— The task —
Every line that appears in the listing is to be set down verbatim.
=== Section Start ===
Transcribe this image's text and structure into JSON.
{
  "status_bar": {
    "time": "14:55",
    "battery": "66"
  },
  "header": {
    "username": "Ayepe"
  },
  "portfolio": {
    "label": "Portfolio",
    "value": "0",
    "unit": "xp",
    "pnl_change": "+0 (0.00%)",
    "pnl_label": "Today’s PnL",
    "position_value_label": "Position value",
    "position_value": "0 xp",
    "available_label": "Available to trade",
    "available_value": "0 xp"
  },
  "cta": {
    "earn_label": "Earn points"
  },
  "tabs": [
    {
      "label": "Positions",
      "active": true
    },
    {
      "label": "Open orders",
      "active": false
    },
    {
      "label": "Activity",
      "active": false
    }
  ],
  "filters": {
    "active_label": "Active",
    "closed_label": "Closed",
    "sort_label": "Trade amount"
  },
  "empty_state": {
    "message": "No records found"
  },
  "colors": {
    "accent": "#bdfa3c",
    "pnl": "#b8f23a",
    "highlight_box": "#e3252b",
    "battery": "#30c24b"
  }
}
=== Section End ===
— Task response —
Transcribe this image's text and structure into JSON.
{
  "status_bar": {
    "time": "14:55",
    "battery": "66"
  },
  "header": {
    "username": "Ayepe"
  },
  "portfolio": {
    "label": "Portfolio",
    "value": "0",
    "unit": "xp",
    "pnl_change": "+0 (0.00%)",
    "pnl_label": "Today’s PnL",
    "position_value_label": "Position value",
    "position_value": "0 xp",
    "available_label": "Available to trade",
    "available_value": "0 xp"
  },
  "cta": {
    "earn_label": "Earn points"
  },
  "tabs": [
    {
      "label": "Positions",
      "active": true
    },
    {
      "label": "Open orders",
      "active": false
    },
    {
      "label": "Activity",
      "active": false
    }
  ],
  "filters": {
    "active_label": "Active",
    "closed_label": "Closed",
    "sort_label": "Trade amount"
  },
  "empty_state": {
    "message": "No records found"
  },
  "colors": {
    "accent": "#bdfa3c",
    "pnl": "#b8f23a",
    "highlight_box": "#e3252b",
    "battery": "#30c24b"
  }
}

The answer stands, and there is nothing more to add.